What the task asks —
Reproduce the records exactly.

START Listed records

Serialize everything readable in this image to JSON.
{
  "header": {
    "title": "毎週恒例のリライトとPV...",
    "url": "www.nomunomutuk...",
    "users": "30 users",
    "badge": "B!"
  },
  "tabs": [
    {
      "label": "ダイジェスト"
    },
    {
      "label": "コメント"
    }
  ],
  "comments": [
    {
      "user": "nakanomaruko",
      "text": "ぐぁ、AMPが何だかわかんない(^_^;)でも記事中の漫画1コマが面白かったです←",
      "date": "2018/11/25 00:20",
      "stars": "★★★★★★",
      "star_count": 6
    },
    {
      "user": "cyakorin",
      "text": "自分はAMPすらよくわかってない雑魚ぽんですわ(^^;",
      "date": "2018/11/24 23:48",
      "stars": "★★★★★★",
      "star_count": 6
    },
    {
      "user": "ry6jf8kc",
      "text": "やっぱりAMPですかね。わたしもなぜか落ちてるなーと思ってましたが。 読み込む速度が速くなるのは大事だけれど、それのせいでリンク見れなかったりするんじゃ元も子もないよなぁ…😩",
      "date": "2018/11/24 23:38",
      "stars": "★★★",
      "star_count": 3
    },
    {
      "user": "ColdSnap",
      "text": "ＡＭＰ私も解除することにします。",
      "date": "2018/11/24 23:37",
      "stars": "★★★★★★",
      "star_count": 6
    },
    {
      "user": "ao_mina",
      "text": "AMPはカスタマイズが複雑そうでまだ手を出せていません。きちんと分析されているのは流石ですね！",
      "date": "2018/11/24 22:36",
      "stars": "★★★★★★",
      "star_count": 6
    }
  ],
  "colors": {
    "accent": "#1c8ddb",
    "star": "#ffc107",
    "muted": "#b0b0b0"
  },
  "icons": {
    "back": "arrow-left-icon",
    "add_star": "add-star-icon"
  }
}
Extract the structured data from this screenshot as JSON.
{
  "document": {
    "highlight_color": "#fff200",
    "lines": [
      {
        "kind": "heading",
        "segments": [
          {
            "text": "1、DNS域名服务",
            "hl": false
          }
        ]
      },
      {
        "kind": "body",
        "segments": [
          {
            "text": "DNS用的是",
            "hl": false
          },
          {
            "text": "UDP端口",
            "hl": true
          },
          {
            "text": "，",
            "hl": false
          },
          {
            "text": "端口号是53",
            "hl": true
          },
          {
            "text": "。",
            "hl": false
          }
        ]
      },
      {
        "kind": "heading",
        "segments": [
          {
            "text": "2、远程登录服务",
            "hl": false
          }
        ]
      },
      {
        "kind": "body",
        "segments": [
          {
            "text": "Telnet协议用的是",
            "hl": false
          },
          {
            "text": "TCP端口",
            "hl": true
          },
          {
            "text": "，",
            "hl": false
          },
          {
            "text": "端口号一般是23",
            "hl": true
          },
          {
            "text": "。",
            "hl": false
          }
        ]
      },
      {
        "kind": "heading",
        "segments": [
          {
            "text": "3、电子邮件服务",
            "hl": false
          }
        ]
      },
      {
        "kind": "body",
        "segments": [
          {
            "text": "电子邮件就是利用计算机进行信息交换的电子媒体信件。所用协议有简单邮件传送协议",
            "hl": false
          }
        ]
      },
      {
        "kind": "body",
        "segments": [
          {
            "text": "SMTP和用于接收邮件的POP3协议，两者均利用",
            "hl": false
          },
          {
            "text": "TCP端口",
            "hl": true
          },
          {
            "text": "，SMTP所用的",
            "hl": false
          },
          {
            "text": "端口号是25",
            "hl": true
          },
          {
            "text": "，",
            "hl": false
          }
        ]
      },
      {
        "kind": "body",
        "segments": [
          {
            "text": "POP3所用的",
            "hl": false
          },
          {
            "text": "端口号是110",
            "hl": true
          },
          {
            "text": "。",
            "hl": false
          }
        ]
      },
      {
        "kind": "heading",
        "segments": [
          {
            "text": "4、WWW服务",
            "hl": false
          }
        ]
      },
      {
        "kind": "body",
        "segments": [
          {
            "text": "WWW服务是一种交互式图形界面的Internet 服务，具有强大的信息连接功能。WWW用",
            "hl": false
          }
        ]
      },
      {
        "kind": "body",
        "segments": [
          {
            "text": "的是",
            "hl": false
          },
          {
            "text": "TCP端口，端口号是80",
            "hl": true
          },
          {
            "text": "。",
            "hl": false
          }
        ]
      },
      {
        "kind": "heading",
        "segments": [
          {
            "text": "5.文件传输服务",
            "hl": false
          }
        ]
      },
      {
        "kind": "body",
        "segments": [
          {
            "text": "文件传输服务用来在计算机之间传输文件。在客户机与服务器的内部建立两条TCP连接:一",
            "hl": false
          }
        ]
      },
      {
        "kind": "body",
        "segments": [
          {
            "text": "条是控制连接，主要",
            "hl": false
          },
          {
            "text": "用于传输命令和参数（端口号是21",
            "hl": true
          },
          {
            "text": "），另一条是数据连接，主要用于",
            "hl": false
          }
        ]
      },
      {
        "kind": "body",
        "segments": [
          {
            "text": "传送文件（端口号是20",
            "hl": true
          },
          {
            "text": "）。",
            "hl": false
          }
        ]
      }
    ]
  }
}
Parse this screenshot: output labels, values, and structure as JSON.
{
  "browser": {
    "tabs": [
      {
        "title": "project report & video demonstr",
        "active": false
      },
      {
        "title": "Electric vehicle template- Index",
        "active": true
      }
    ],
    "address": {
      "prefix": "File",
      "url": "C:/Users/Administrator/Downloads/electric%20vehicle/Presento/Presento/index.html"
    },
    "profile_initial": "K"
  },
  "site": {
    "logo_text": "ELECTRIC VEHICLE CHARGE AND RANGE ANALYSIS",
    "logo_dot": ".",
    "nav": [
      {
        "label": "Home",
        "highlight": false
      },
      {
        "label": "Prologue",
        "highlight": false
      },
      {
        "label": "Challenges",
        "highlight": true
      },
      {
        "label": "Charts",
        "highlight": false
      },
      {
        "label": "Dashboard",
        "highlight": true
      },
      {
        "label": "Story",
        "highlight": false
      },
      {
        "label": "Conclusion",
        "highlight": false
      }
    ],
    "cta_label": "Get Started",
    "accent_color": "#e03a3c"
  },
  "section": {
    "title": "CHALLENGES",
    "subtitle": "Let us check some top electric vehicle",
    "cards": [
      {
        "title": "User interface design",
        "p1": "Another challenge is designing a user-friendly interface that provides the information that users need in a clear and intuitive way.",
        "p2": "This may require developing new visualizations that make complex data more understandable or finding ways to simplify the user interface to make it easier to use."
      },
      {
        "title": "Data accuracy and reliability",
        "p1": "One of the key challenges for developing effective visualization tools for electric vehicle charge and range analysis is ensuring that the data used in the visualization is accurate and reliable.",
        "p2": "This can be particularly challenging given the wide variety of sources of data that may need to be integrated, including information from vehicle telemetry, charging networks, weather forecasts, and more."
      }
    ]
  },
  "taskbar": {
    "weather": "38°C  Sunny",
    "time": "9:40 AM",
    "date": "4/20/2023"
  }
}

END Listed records

Written response —
Serialize everything readable in this image to JSON.
{
  "header": {
    "title": "毎週恒例のリライトとPV...",
    "url": "www.nomunomutuk...",
    "users": "30 users",
    "badge": "B!"
  },
  "tabs": [
    {
      "label": "ダイジェスト"
    },
    {
      "label": "コメント"
    }
  ],
  "comments": [
    {
      "user": "nakanomaruko",
      "text": "ぐぁ、AMPが何だかわかんない(^_^;)でも記事中の漫画1コマが面白かったです←",
      "date": "2018/11/25 00:20",
      "stars": "★★★★★★",
      "star_count": 6
    },
    {
      "user": "cyakorin",
      "text": "自分はAMPすらよくわかってない雑魚ぽんですわ(^^;",
      "date": "2018/11/24 23:48",
      "stars": "★★★★★★",
      "star_count": 6
    },
    {
      "user": "ry6jf8kc",
      "text": "やっぱりAMPですかね。わたしもなぜか落ちてるなーと思ってましたが。 読み込む速度が速くなるのは大事だけれど、それのせいでリンク見れなかったりするんじゃ元も子もないよなぁ…😩",
      "date": "2018/11/24 23:38",
      "stars": "★★★",
      "star_count": 3
    },
    {
      "user": "ColdSnap",
      "text": "ＡＭＰ私も解除することにします。",
      "date": "2018/11/24 23:37",
      "stars": "★★★★★★",
      "star_count": 6
    },
    {
      "user": "ao_mina",
      "text": "AMPはカスタマイズが複雑そうでまだ手を出せていません。きちんと分析されているのは流石ですね！",
      "date": "2018/11/24 22:36",
      "stars": "★★★★★★",
      "star_count": 6
    }
  ],
  "colors": {
    "accent": "#1c8ddb",
    "star": "#ffc107",
    "muted": "#b0b0b0"
  },
  "icons": {
    "back": "arrow-left-icon",
    "add_star": "add-star-icon"
  }
}
Extract the structured data from this screenshot as JSON.
{
  "document": {
    "highlight_color": "#fff200",
    "lines": [
      {
        "kind": "heading",
        "segments": [
          {
            "text": "1、DNS域名服务",
            "hl": false
          }
        ]
      },
      {
        "kind": "body",
        "segments": [
          {
            "text": "DNS用的是",
            "hl": false
          },
          {
            "text": "UDP端口",
            "hl": true
          },
          {
            "text": "，",
            "hl": false
          },
          {
            "text": "端口号是53",
            "hl": true
          },
          {
            "text": "。",
            "hl": false
          }
        ]
      },
      {
        "kind": "heading",
        "segments": [
          {
            "text": "2、远程登录服务",
            "hl": false
          }
        ]
      },
      {
        "kind": "body",
        "segments": [
          {
            "text": "Telnet协议用的是",
            "hl": false
          },
          {
            "text": "TCP端口",
            "hl": true
          },
          {
            "text": "，",
            "hl": false
          },
          {
            "text": "端口号一般是23",
            "hl": true
          },
          {
            "text": "。",
            "hl": false
          }
        ]
      },
      {
        "kind": "heading",
        "segments": [
          {
            "text": "3、电子邮件服务",
            "hl": false
          }
        ]
      },
      {
        "kind": "body",
        "segments": [
          {
            "text": "电子邮件就是利用计算机进行信息交换的电子媒体信件。所用协议有简单邮件传送协议",
            "hl": false
          }
        ]
      },
      {
        "kind": "body",
        "segments": [
          {
            "text": "SMTP和用于接收邮件的POP3协议，两者均利用",
            "hl": false
          },
          {
            "text": "TCP端口",
            "hl": true
          },
          {
            "text": "，SMTP所用的",
            "hl": false
          },
          {
            "text": "端口号是25",
            "hl": true
          },
          {
            "text": "，",
            "hl": false
          }
        ]
      },
      {
        "kind": "body",
        "segments": [
          {
            "text": "POP3所用的",
            "hl": false
          },
          {
            "text": "端口号是110",
            "hl": true
          },
          {
            "text": "。",
            "hl": false
          }
        ]
      },
      {
        "kind": "heading",
        "segments": [
          {
            "text": "4、WWW服务",
            "hl": false
          }
        ]
      },
      {
        "kind": "body",
        "segments": [
          {
            "text": "WWW服务是一种交互式图形界面的Internet 服务，具有强大的信息连接功能。WWW用",
            "hl": false
          }
        ]
      },
      {
        "kind": "body",
        "segments": [
          {
            "text": "的是",
            "hl": false
          },
          {
            "text": "TCP端口，端口号是80",
            "hl": true
          },
          {
            "text": "。",
            "hl": false
          }
        ]
      },
      {
        "kind": "heading",
        "segments": [
          {
            "text": "5.文件传输服务",
            "hl": false
          }
        ]
      },
      {
        "kind": "body",
        "segments": [
          {
            "text": "文件传输服务用来在计算机之间传输文件。在客户机与服务器的内部建立两条TCP连接:一",
            "hl": false
          }
        ]
      },
      {
        "kind": "body",
        "segments": [
          {
            "text": "条是控制连接，主要",
            "hl": false
          },
          {
            "text": "用于传输命令和参数（端口号是21",
            "hl": true
          },
          {
            "text": "），另一条是数据连接，主要用于",
            "hl": false
          }
        ]
      },
      {
        "kind": "body",
        "segments": [
          {
            "text": "传送文件（端口号是20",
            "hl": true
          },
          {
            "text": "）。",
            "hl": false
          }
        ]
      }
    ]
  }
}
Parse this screenshot: output labels, values, and structure as JSON.
{
  "browser": {
    "tabs": [
      {
        "title": "project report & video demonstr",
        "active": false
      },
      {
        "title": "Electric vehicle template- Index",
        "active": true
      }
    ],
    "address": {
      "prefix": "File",
      "url": "C:/Users/Administrator/Downloads/electric%20vehicle/Presento/Presento/index.html"
    },
    "profile_initial": "K"
  },
  "site": {
    "logo_text": "ELECTRIC VEHICLE CHARGE AND RANGE ANALYSIS",
    "logo_dot": ".",
    "nav": [
      {
        "label": "Home",
        "highlight": false
      },
      {
        "label": "Prologue",
        "highlight": false
      },
      {
        "label": "Challenges",
        "highlight": true
      },
      {
        "label": "Charts",
        "highlight": false
      },
      {
        "label": "Dashboard",
        "highlight": true
      },
      {
        "label": "Story",
        "highlight": false
      },
      {
        "label": "Conclusion",
        "highlight": false
      }
    ],
    "cta_label": "Get Started",
    "accent_color": "#e03a3c"
  },
  "section": {
    "title": "CHALLENGES",
    "subtitle": "Let us check some top electric vehicle",
    "cards": [
      {
        "title": "User interface design",
        "p1": "Another challenge is designing a user-friendly interface that provides the information that users need in a clear and intuitive way.",
        "p2": "This may require developing new visualizations that make complex data more understandable or finding ways to simplify the user interface to make it easier to use."
      },
      {
        "title": "Data accuracy and reliability",
        "p1": "One of the key challenges for developing effective visualization tools for electric vehicle charge and range analysis is ensuring that the data used in the visualization is accurate and reliable.",
        "p2": "This can be particularly challenging given the wide variety of sources of data that may need to be integrated, including information from vehicle telemetry, charging networks, weather forecasts, and more."
      }
    ]
  },
  "taskbar": {
    "weather": "38°C  Sunny",
    "time": "9:40 AM",
    "date": "4/20/2023"
  }
}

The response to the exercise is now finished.